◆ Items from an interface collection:
● ● ● ● ●

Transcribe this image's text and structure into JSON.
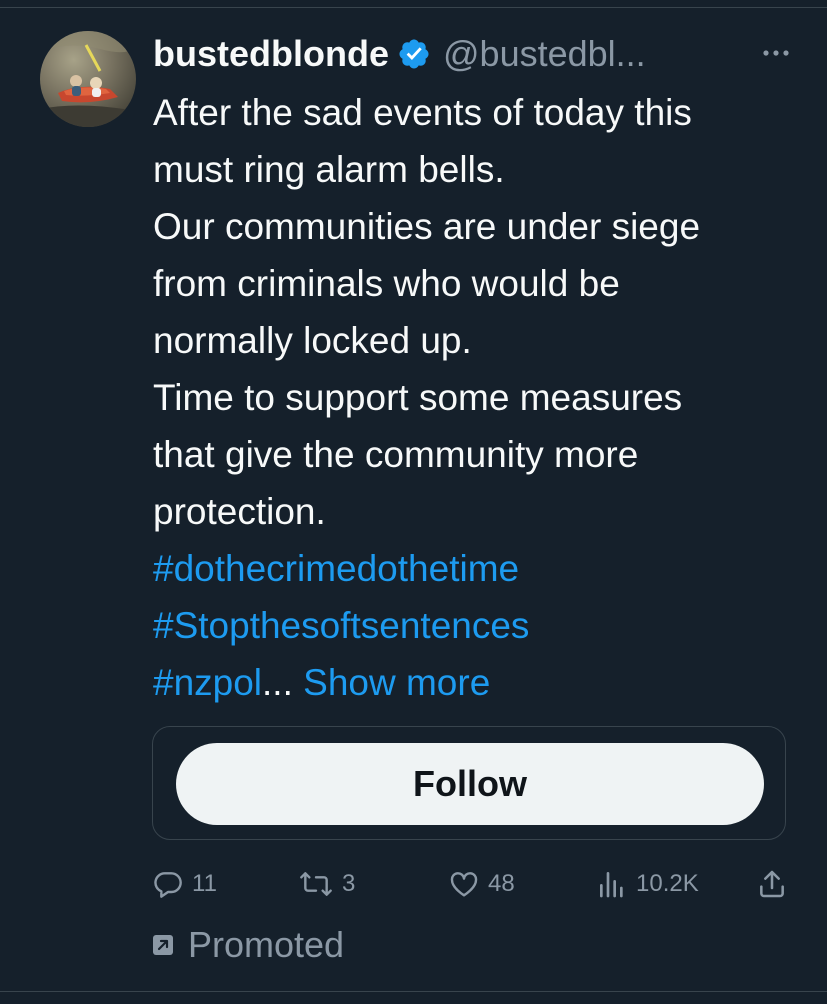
{
  "tweet": {
    "display_name": "bustedblonde",
    "handle": "@bustedbl...",
    "verified": true,
    "lines": [
      "After the sad events of today this",
      "must ring alarm bells.",
      "Our communities are under siege",
      "from criminals who would be",
      "normally locked up.",
      "Time to support some measures",
      "that give the community more",
      "protection."
    ],
    "hashtags": [
      "#dothecrimedothetime",
      "#Stopthesoftsentences",
      "#nzpol"
    ],
    "truncation": "...",
    "show_more": "Show more"
  },
  "follow_button_label": "Follow",
  "actions": {
    "replies": "11",
    "retweets": "3",
    "likes": "48",
    "views": "10.2K"
  },
  "promoted_label": "Promoted",
  "icons": {
    "verified": "verified-badge-icon",
    "more": "more-options-icon",
    "reply": "reply-icon",
    "retweet": "retweet-icon",
    "like": "heart-icon",
    "views": "views-chart-icon",
    "share": "share-icon",
    "promoted": "promoted-arrow-icon"
  },
  "colors": {
    "background": "#15202b",
    "text": "#f7f9f9",
    "muted": "#8b98a5",
    "link": "#1d9bf0",
    "border": "#38444d",
    "follow_bg": "#eff3f4"
  }
}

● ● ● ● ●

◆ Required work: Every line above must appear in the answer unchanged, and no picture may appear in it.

◆ Written response:
Transcribe this image's text and structure into JSON.
{
  "tweet": {
    "display_name": "bustedblonde",
    "handle": "@bustedbl...",
    "verified": true,
    "lines": [
      "After the sad events of today this",
      "must ring alarm bells.",
      "Our communities are under siege",
      "from criminals who would be",
      "normally locked up.",
      "Time to support some measures",
      "that give the community more",
      "protection."
    ],
    "hashtags": [
      "#dothecrimedothetime",
      "#Stopthesoftsentences",
      "#nzpol"
    ],
    "truncation": "...",
    "show_more": "Show more"
  },
  "follow_button_label": "Follow",
  "actions": {
    "replies": "11",
    "retweets": "3",
    "likes": "48",
    "views": "10.2K"
  },
  "promoted_label": "Promoted",
  "icons": {
    "verified": "verified-badge-icon",
    "more": "more-options-icon",
    "reply": "reply-icon",
    "retweet": "retweet-icon",
    "like": "heart-icon",
    "views": "views-chart-icon",
    "share": "share-icon",
    "promoted": "promoted-arrow-icon"
  },
  "colors": {
    "background": "#15202b",
    "text": "#f7f9f9",
    "muted": "#8b98a5",
    "link": "#1d9bf0",
    "border": "#38444d",
    "follow_bg": "#eff3f4"
  }
}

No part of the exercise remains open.